### WHAT YOU NEED TO DO
Your copy should match the records exactly, apart from the pictures, which stay out.

### RECORDS SHOWN
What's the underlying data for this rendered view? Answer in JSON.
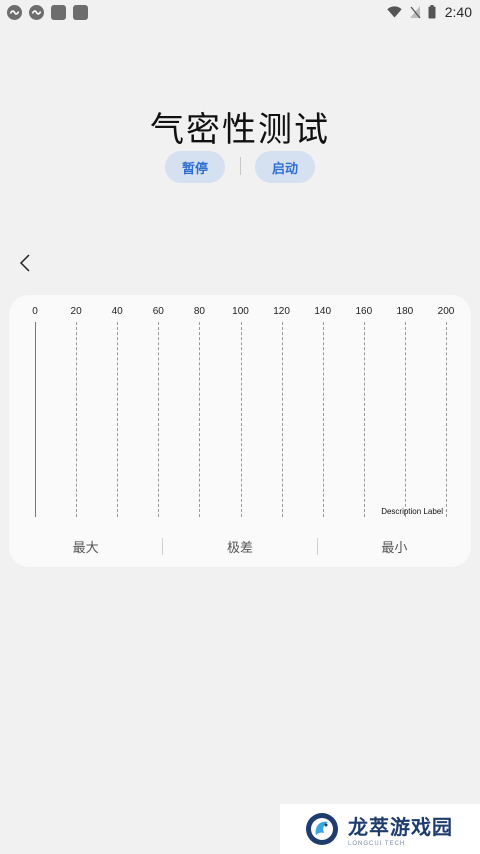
{
  "status_bar": {
    "time": "2:40",
    "notification_icons": [
      "app-notification-icon",
      "app-notification-icon",
      "app-square-icon",
      "app-square-icon"
    ],
    "right_icons": [
      "wifi-icon",
      "no-signal-icon",
      "battery-icon"
    ]
  },
  "page": {
    "title": "气密性测试",
    "pause_label": "暂停",
    "start_label": "启动"
  },
  "chart_data": {
    "type": "line",
    "x_ticks": [
      "0",
      "20",
      "40",
      "60",
      "80",
      "100",
      "120",
      "140",
      "160",
      "180",
      "200"
    ],
    "xlim": [
      0,
      200
    ],
    "grid": true,
    "series": [],
    "description_label": "Description Label"
  },
  "stats": {
    "max_label": "最大",
    "range_label": "极差",
    "min_label": "最小"
  },
  "watermark": {
    "title": "龙萃游戏园",
    "subtitle": "LONGCUI TECH"
  },
  "colors": {
    "background": "#f1f1f1",
    "card": "#fafafa",
    "pill_bg": "#d5e0f0",
    "pill_text": "#2f6fd3",
    "watermark_text": "#1e3c6e"
  }
}
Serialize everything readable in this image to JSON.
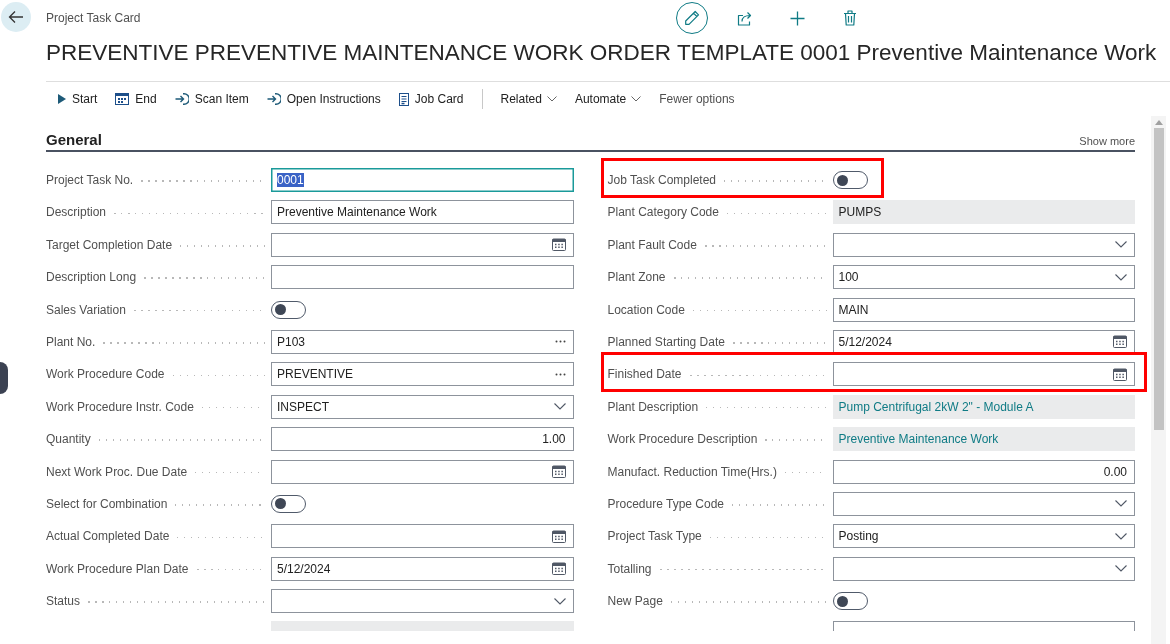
{
  "page": {
    "caption": "Project Task Card",
    "title": "PREVENTIVE PREVENTIVE MAINTENANCE WORK ORDER TEMPLATE 0001 Preventive Maintenance Work"
  },
  "header_actions": [
    {
      "kind": "edit",
      "on": true
    },
    {
      "kind": "share",
      "on": false
    },
    {
      "kind": "new",
      "on": false
    },
    {
      "kind": "delete",
      "on": false
    }
  ],
  "actions": [
    {
      "kind": "start",
      "label": "Start"
    },
    {
      "kind": "end",
      "label": "End"
    },
    {
      "kind": "scan",
      "label": "Scan Item"
    },
    {
      "kind": "instructions",
      "label": "Open Instructions"
    },
    {
      "kind": "card",
      "label": "Job Card"
    },
    {
      "kind": "menu",
      "label": "Related"
    },
    {
      "kind": "menu",
      "label": "Automate"
    },
    {
      "kind": "less",
      "label": "Fewer options"
    }
  ],
  "general": {
    "title": "General",
    "show_more": "Show more",
    "left_fields": [
      {
        "label": "Project Task No.",
        "kind": "text",
        "value": "0001",
        "focused": true,
        "highlighted": false
      },
      {
        "label": "Description",
        "kind": "text",
        "value": "Preventive Maintenance Work",
        "focused": false,
        "highlighted": false
      },
      {
        "label": "Target Completion Date",
        "kind": "date",
        "focused": false,
        "highlighted": false
      },
      {
        "label": "Description Long",
        "kind": "text",
        "focused": false,
        "highlighted": false
      },
      {
        "label": "Sales Variation",
        "kind": "toggle",
        "on": false,
        "focused": false,
        "highlighted": false
      },
      {
        "label": "Plant No.",
        "kind": "lookup",
        "value": "P103",
        "focused": false,
        "highlighted": false
      },
      {
        "label": "Work Procedure Code",
        "kind": "lookup",
        "value": "PREVENTIVE",
        "focused": false,
        "highlighted": false
      },
      {
        "label": "Work Procedure Instr. Code",
        "kind": "dropdown",
        "value": "INSPECT",
        "focused": false,
        "highlighted": false
      },
      {
        "label": "Quantity",
        "kind": "number",
        "value": "1.00",
        "focused": false,
        "highlighted": false
      },
      {
        "label": "Next Work Proc. Due Date",
        "kind": "date",
        "focused": false,
        "highlighted": false
      },
      {
        "label": "Select for Combination",
        "kind": "toggle",
        "on": false,
        "focused": false,
        "highlighted": false
      },
      {
        "label": "Actual Completed Date",
        "kind": "date",
        "focused": false,
        "highlighted": false
      },
      {
        "label": "Work Procedure Plan Date",
        "kind": "date",
        "value": "5/12/2024",
        "focused": false,
        "highlighted": false
      },
      {
        "label": "Status",
        "kind": "dropdown",
        "focused": false,
        "highlighted": false
      }
    ],
    "left_partial_field": {
      "kind": "readonly"
    },
    "right_fields": [
      {
        "label": "Job Task Completed",
        "kind": "toggle",
        "on": false,
        "focused": false,
        "highlighted": true
      },
      {
        "label": "Plant Category Code",
        "kind": "readonly",
        "value": "PUMPS",
        "focused": false,
        "highlighted": false
      },
      {
        "label": "Plant Fault Code",
        "kind": "dropdown",
        "focused": false,
        "highlighted": false
      },
      {
        "label": "Plant Zone",
        "kind": "dropdown",
        "value": "100",
        "focused": false,
        "highlighted": false
      },
      {
        "label": "Location Code",
        "kind": "text",
        "value": "MAIN",
        "focused": false,
        "highlighted": false
      },
      {
        "label": "Planned Starting Date",
        "kind": "date",
        "value": "5/12/2024",
        "focused": false,
        "highlighted": false
      },
      {
        "label": "Finished Date",
        "kind": "date",
        "focused": false,
        "highlighted": true
      },
      {
        "label": "Plant Description",
        "kind": "readonly_link",
        "value": "Pump Centrifugal 2kW 2\" - Module A",
        "focused": false,
        "highlighted": false
      },
      {
        "label": "Work Procedure Description",
        "kind": "readonly_link",
        "value": "Preventive Maintenance Work",
        "focused": false,
        "highlighted": false
      },
      {
        "label": "Manufact. Reduction Time(Hrs.)",
        "kind": "number",
        "value": "0.00",
        "focused": false,
        "highlighted": false
      },
      {
        "label": "Procedure Type Code",
        "kind": "dropdown",
        "focused": false,
        "highlighted": false
      },
      {
        "label": "Project Task Type",
        "kind": "dropdown",
        "value": "Posting",
        "focused": false,
        "highlighted": false
      },
      {
        "label": "Totalling",
        "kind": "dropdown",
        "focused": false,
        "highlighted": false
      },
      {
        "label": "New Page",
        "kind": "toggle",
        "on": false,
        "focused": false,
        "highlighted": false
      }
    ],
    "right_partial_field": {
      "kind": "text"
    }
  }
}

### SOLUTION TO THE EXERCISE
What's the underlying data for this rendered view? Answer in JSON.
{
  "status_bar": {
    "time": "2:40",
    "notification_icons": [
      "app-notification-icon",
      "app-notification-icon",
      "app-square-icon",
      "app-square-icon"
    ],
    "right_icons": [
      "wifi-icon",
      "no-signal-icon",
      "battery-icon"
    ]
  },
  "page": {
    "title": "气密性测试",
    "pause_label": "暂停",
    "start_label": "启动"
  },
  "chart_data": {
    "type": "line",
    "x_ticks": [
      "0",
      "20",
      "40",
      "60",
      "80",
      "100",
      "120",
      "140",
      "160",
      "180",
      "200"
    ],
    "xlim": [
      0,
      200
    ],
    "grid": true,
    "series": [],
    "description_label": "Description Label"
  },
  "stats": {
    "max_label": "最大",
    "range_label": "极差",
    "min_label": "最小"
  },
  "watermark": {
    "title": "龙萃游戏园",
    "subtitle": "LONGCUI TECH"
  },
  "colors": {
    "background": "#f1f1f1",
    "card": "#fafafa",
    "pill_bg": "#d5e0f0",
    "pill_text": "#2f6fd3",
    "watermark_text": "#1e3c6e"
  }
}
Serialize everything readable in this image to JSON.
{
  "page": {
    "caption": "Project Task Card",
    "title": "PREVENTIVE PREVENTIVE MAINTENANCE WORK ORDER TEMPLATE 0001 Preventive Maintenance Work"
  },
  "header_actions": [
    {
      "kind": "edit",
      "on": true
    },
    {
      "kind": "share",
      "on": false
    },
    {
      "kind": "new",
      "on": false
    },
    {
      "kind": "delete",
      "on": false
    }
  ],
  "actions": [
    {
      "kind": "start",
      "label": "Start"
    },
    {
      "kind": "end",
      "label": "End"
    },
    {
      "kind": "scan",
      "label": "Scan Item"
    },
    {
      "kind": "instructions",
      "label": "Open Instructions"
    },
    {
      "kind": "card",
      "label": "Job Card"
    },
    {
      "kind": "menu",
      "label": "Related"
    },
    {
      "kind": "menu",
      "label": "Automate"
    },
    {
      "kind": "less",
      "label": "Fewer options"
    }
  ],
  "general": {
    "title": "General",
    "show_more": "Show more",
    "left_fields": [
      {
        "label": "Project Task No.",
        "kind": "text",
        "value": "0001",
        "focused": true,
        "highlighted": false
      },
      {
        "label": "Description",
        "kind": "text",
        "value": "Preventive Maintenance Work",
        "focused": false,
        "highlighted": false
      },
      {
        "label": "Target Completion Date",
        "kind": "date",
        "focused": false,
        "highlighted": false
      },
      {
        "label": "Description Long",
        "kind": "text",
        "focused": false,
        "highlighted": false
      },
      {
        "label": "Sales Variation",
        "kind": "toggle",
        "on": false,
        "focused": false,
        "highlighted": false
      },
      {
        "label": "Plant No.",
        "kind": "lookup",
        "value": "P103",
        "focused": false,
        "highlighted": false
      },
      {
        "label": "Work Procedure Code",
        "kind": "lookup",
        "value": "PREVENTIVE",
        "focused": false,
        "highlighted": false
      },
      {
        "label": "Work Procedure Instr. Code",
        "kind": "dropdown",
        "value": "INSPECT",
        "focused": false,
        "highlighted": false
      },
      {
        "label": "Quantity",
        "kind": "number",
        "value": "1.00",
        "focused": false,
        "highlighted": false
      },
      {
        "label": "Next Work Proc. Due Date",
        "kind": "date",
        "focused": false,
        "highlighted": false
      },
      {
        "label": "Select for Combination",
        "kind": "toggle",
        "on": false,
        "focused": false,
        "highlighted": false
      },
      {
        "label": "Actual Completed Date",
        "kind": "date",
        "focused": false,
        "highlighted": false
      },
      {
        "label": "Work Procedure Plan Date",
        "kind": "date",
        "value": "5/12/2024",
        "focused": false,
        "highlighted": false
      },
      {
        "label": "Status",
        "kind": "dropdown",
        "focused": false,
        "highlighted": false
      }
    ],
    "left_partial_field": {
      "kind": "readonly"
    },
    "right_fields": [
      {
        "label": "Job Task Completed",
        "kind": "toggle",
        "on": false,
        "focused": false,
        "highlighted": true
      },
      {
        "label": "Plant Category Code",
        "kind": "readonly",
        "value": "PUMPS",
        "focused": false,
        "highlighted": false
      },
      {
        "label": "Plant Fault Code",
        "kind": "dropdown",
        "focused": false,
        "highlighted": false
      },
      {
        "label": "Plant Zone",
        "kind": "dropdown",
        "value": "100",
        "focused": false,
        "highlighted": false
      },
      {
        "label": "Location Code",
        "kind": "text",
        "value": "MAIN",
        "focused": false,
        "highlighted": false
      },
      {
        "label": "Planned Starting Date",
        "kind": "date",
        "value": "5/12/2024",
        "focused": false,
        "highlighted": false
      },
      {
        "label": "Finished Date",
        "kind": "date",
        "focused": false,
        "highlighted": true
      },
      {
        "label": "Plant Description",
        "kind": "readonly_link",
        "value": "Pump Centrifugal 2kW 2\" - Module A",
        "focused": false,
        "highlighted": false
      },
      {
        "label": "Work Procedure Description",
        "kind": "readonly_link",
        "value": "Preventive Maintenance Work",
        "focused": false,
        "highlighted": false
      },
      {
        "label": "Manufact. Reduction Time(Hrs.)",
        "kind": "number",
        "value": "0.00",
        "focused": false,
        "highlighted": false
      },
      {
        "label": "Procedure Type Code",
        "kind": "dropdown",
        "focused": false,
        "highlighted": false
      },
      {
        "label": "Project Task Type",
        "kind": "dropdown",
        "value": "Posting",
        "focused": false,
        "highlighted": false
      },
      {
        "label": "Totalling",
        "kind": "dropdown",
        "focused": false,
        "highlighted": false
      },
      {
        "label": "New Page",
        "kind": "toggle",
        "on": false,
        "focused": false,
        "highlighted": false
      }
    ],
    "right_partial_field": {
      "kind": "text"
    }
  }
}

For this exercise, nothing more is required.